A sandwich has two pieces of bread. (I, as you can see, am a CULINARY GENIUS.) Two essential pieces that bookend whatever is inside. And the beauty of a sandwich, of course, is that you can put whatever you want between those two pieces of bread. Cheese? Mayo? Hell yeah. Slice of bacon, a tomato, some turkey? Go to town.
So my reflection recipe’s two essential pieces — the “bread” of the recipe — are 1. gratitude for three items, and 2. one thing I am really looking forward to happening in the next 24 hours.

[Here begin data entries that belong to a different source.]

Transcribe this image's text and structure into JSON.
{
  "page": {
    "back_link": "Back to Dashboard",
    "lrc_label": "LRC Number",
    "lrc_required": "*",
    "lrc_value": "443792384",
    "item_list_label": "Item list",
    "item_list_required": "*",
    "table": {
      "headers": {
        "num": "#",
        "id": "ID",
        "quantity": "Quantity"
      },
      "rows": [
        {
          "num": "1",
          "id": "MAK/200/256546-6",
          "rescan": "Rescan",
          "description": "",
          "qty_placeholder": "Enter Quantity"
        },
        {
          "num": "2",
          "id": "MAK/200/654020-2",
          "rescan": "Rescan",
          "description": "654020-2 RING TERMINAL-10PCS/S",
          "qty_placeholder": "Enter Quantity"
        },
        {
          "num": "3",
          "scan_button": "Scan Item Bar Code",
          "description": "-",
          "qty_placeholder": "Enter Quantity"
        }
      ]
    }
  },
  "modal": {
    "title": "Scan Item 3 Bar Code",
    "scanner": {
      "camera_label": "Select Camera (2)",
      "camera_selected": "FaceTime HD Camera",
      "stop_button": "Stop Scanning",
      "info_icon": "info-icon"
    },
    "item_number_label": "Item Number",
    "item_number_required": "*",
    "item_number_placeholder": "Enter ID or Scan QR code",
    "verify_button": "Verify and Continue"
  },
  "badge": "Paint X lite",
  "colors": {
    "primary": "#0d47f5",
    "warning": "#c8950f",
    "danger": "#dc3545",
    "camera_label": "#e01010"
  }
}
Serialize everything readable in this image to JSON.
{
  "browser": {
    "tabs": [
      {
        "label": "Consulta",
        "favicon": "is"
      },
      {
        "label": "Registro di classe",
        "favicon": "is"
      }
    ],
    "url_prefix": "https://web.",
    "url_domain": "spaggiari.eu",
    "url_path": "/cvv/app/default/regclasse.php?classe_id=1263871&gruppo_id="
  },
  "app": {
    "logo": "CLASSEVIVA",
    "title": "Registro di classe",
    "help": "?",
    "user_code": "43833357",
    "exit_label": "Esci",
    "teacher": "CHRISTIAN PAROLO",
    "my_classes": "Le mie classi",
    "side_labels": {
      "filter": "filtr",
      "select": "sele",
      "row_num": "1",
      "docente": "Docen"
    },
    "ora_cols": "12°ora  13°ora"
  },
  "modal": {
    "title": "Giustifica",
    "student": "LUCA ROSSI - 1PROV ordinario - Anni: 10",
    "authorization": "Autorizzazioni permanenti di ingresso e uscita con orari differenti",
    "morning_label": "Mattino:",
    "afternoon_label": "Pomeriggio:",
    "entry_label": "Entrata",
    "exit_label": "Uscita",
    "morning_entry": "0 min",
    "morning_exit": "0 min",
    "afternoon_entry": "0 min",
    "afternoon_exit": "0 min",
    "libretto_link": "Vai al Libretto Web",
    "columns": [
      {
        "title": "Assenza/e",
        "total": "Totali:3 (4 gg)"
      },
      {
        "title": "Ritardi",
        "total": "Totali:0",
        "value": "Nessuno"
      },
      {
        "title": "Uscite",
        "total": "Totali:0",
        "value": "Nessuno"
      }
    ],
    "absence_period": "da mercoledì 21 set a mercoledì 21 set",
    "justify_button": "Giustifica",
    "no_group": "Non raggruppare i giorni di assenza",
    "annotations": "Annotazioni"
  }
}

I don’t think I need to explain the power of a gratitude practice to any of you; it’s well documented. The looking ahead to one bright spot is a concept I really liked from the book Make Time, which talks about how each day, it’s important to choose what they call a “highlight.” (You can read a lot more about their concept here.) As the authors write, “Your Highlight gives each day a focal point. Research shows that the way you experience your days is not determined primarily by what happens to you. In fact, you create your own reality by choosing what you pay attention to. This might seem obvious, but we think it’s a big deal: You can design your time by choosing where you direct your attention. And your daily Highlight is the target of that attention.”
Then what goes in between? Well, whatever you need. Right now I’m working on being kinder to myself, so after I reflect on my items of gratitude, I write down a thing I like about myself, and a thing I did that day that I was proud of. Then I pick the highlight for the next day.
But say you were working on kindness towards your body. You could write down an appreciation of a feature of yours. Or say you wanted to develop more patience. You could write out a situation where you could have been more patient, or an upcoming scenario where you need to prepare yourself to draw on your patience. Etc etc and so on. The middle of the sandwich can be whatever you want. For brevity’s sake, I recommend keeping it to 2–3 items. Otherwise, all the stuff, much like in a sandwich, can sort of start to get squished together and be hard to taste distinctly.
An much like a delicious sandwich, you can make it in the evening or the morning. The only thing I think is important is to write it out. So take a beat for five minutes. Write down your gratitude. Write down the inner ingredients of your sandwich, whatever they may be. Then write down your highlight for the coming day.
Voila. A sandwich for the soul. (Think I can get a book deal based on that concept, huh?)